X-ray is an imaging test that uses a very small dose of ionizing radiation to produce pictures of the internal parts of the body. Every part of the body can be examined through an X-ray allowing doctors to view and assess conditions ranging from broken bones to pneumonia and cancer.
X-ray is one of the oldest and most frequently used forms of medical imaging and is an extremely simple, painless, and relatively quick medical test. Traditional X-rays use film to capture images of the body’s internal structures, however, with advances in technology, digital radiography has become a more efficient and safer method of producing diagnostic X-ray images.
Like any medical procedure, X-ray scans can pose some risks. Exposure to high radiation levels can lead to health issues, fortunately, digital X-rays produce 80% less radiation than traditional X-rays, making them a safer alternative when performed by a professional.
Following the X-ray scan, a radiologist will view and interpret the results and will send them back to the doctor. In the case of a digital X-ray, the results can be stored electronically and retrieved by physicians via a secure portal usually within 24 hours of the exam.

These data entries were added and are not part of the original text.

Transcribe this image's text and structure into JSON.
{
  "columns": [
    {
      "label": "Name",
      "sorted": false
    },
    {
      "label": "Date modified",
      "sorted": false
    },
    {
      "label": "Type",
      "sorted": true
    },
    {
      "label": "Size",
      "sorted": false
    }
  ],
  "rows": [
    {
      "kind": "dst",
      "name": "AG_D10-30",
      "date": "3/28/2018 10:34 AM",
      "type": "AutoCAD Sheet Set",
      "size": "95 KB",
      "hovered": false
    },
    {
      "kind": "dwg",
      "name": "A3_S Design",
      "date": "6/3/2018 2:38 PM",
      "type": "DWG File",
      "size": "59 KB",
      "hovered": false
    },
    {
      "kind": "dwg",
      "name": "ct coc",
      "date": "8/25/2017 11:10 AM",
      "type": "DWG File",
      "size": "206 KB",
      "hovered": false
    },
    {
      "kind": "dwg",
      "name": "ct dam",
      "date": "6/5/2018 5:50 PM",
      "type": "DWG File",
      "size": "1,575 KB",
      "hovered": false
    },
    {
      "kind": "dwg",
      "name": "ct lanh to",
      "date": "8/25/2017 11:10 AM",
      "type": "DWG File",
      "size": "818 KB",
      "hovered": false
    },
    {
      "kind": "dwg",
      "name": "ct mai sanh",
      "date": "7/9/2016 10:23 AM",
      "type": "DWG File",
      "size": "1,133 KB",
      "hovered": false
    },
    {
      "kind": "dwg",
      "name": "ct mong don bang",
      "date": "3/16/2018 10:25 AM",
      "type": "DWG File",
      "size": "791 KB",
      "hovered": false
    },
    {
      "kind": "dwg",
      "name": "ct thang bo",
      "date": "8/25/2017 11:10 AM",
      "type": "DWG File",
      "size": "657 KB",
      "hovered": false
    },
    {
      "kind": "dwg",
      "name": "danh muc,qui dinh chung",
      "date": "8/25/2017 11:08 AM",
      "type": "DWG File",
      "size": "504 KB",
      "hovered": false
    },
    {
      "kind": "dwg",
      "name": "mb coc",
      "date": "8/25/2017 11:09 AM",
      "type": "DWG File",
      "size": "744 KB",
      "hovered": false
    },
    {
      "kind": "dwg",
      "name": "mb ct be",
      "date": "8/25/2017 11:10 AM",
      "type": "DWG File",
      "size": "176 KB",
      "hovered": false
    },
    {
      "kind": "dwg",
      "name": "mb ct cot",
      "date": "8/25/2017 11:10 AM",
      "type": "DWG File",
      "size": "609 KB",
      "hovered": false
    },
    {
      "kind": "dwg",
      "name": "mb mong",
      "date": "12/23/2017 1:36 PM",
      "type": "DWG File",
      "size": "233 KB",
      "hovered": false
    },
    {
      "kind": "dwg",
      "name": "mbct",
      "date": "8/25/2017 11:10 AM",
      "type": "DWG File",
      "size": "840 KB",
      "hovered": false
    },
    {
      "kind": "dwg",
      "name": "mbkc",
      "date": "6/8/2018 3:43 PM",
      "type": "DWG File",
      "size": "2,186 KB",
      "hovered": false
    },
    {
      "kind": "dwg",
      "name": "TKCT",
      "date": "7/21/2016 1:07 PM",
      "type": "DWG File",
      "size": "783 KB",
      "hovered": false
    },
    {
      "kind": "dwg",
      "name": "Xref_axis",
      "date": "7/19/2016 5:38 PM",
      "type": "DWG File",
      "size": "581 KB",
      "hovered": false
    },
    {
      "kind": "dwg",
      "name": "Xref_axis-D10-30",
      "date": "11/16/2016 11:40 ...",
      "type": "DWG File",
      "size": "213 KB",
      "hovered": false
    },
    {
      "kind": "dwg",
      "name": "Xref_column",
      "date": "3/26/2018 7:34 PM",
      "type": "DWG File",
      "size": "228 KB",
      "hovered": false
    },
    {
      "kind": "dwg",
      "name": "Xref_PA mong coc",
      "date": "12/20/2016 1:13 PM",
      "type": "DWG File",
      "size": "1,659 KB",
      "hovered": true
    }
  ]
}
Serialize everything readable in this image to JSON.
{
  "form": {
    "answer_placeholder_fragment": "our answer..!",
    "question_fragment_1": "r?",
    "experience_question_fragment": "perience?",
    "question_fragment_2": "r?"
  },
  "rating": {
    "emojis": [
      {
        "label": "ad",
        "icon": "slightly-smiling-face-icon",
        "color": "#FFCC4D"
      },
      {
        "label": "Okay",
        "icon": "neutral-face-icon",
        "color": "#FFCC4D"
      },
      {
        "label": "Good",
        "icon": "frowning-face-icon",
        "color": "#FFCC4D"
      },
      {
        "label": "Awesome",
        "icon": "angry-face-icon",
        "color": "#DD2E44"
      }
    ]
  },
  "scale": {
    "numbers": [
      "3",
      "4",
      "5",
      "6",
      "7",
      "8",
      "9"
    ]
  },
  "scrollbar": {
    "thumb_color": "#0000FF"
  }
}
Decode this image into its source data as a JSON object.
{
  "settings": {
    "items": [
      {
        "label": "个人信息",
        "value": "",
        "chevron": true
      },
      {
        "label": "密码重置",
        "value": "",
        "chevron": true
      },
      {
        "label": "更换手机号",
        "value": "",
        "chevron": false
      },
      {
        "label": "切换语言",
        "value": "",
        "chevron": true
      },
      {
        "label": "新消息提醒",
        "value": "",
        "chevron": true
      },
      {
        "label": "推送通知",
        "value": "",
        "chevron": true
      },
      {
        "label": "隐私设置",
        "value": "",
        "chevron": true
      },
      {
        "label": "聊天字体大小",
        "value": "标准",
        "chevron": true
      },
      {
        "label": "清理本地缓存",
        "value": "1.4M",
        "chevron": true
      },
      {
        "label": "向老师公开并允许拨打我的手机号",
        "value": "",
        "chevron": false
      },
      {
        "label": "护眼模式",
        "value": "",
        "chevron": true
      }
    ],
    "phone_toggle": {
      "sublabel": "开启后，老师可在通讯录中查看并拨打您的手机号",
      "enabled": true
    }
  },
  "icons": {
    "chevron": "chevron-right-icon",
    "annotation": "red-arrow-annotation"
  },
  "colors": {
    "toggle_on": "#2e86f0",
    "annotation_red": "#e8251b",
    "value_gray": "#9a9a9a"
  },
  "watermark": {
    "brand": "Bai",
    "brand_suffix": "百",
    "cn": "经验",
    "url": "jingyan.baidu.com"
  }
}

X-rays are usually the first medical imaging procedure requested by physicians for diagnostic purposes, however, they can also be used to check on the progression of a condition or injury, or to assess the progress following treatment.